Many clades that span the marine-freshwater boundary are disproportionately more diverse in the younger, shorter lived, and scarcer freshwater environments than they are in the marine realm. This disparity is thought to be related to differences in diversification rates between marine and freshwater lineages. However, marine and freshwaters are not ecologically homogeneous, so the study of diversification across the salinity divide should also account for other potentially interacting variables. In diatoms, freshwater and substrate-associated (benthic) lineages are several-fold more diverse than their marine and suspended (planktonic) counterparts. These imbalances provide an excellent system to understand whether these variables interact with diversification. Using multistate hidden-state speciation and extinction models, we found that freshwater lineages diversify faster than marine lineages regardless of whether they inhabit the plankton or the benthos. Freshwater lineages also had higher turnover rates (speciation + extinction), suggesting that habitat transitions impact speciation and extinction rates jointly. The plankton-benthos contrast was also consistent with state-dependent diversification, but with modest differences in diversification and turnover rates. Asymmetric and bidirectional transitions rejected hypotheses about the plankton and freshwaters as absorbing, inescapable habitats. Our results further suggest that the high turnover rate of freshwater diatoms is related to high turnover of freshwater systems themselves.

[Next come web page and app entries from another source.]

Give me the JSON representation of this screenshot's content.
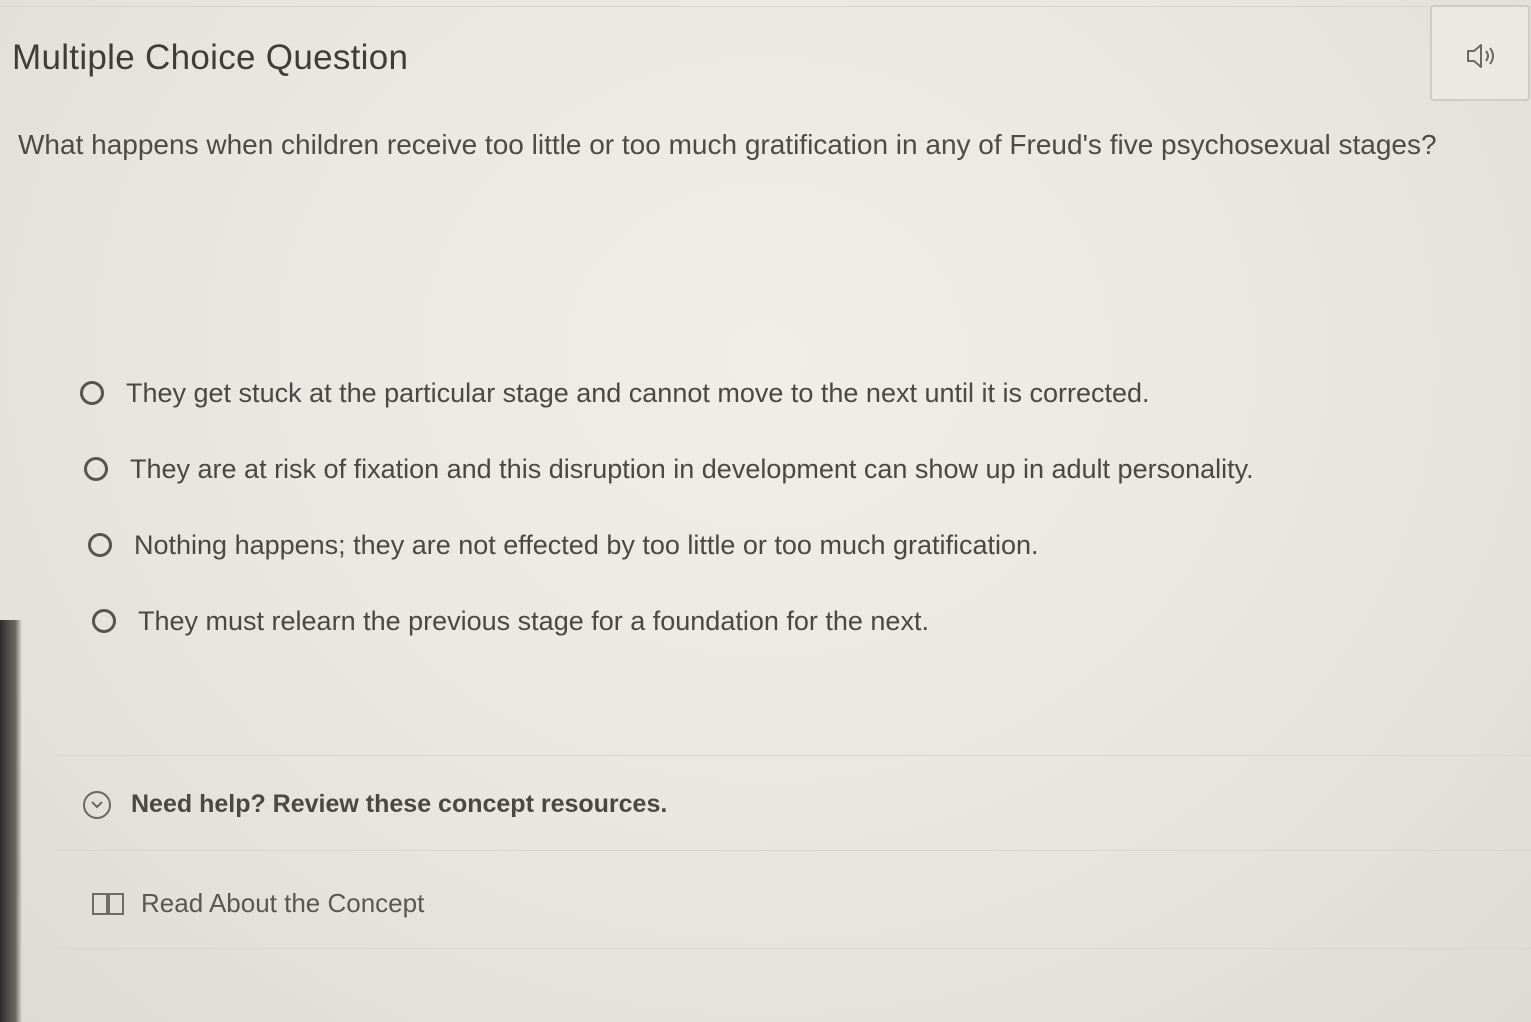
{
  "header": {
    "question_type": "Multiple Choice Question",
    "audio_icon": "speaker-icon"
  },
  "question": {
    "text": "What happens when children receive too little or too much gratification in any of Freud's five psychosexual stages?"
  },
  "options": [
    {
      "label": "They get stuck at the particular stage and cannot move to the next until it is corrected.",
      "selected": false
    },
    {
      "label": "They are at risk of fixation and this disruption in development can show up in adult personality.",
      "selected": false
    },
    {
      "label": "Nothing happens; they are not effected by too little or too much gratification.",
      "selected": false
    },
    {
      "label": "They must relearn the previous stage for a foundation for the next.",
      "selected": false
    }
  ],
  "help": {
    "toggle_label": "Need help? Review these concept resources.",
    "toggle_icon": "chevron-down-icon",
    "resources": [
      {
        "label": "Read About the Concept",
        "icon": "book-icon"
      }
    ]
  }
}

Keywords: Diatoms; salinity gradient; species turnover; state speciation and extinction.
© 2019 The Author(s). Evolution © 2019 The Society for the Study of Evolution.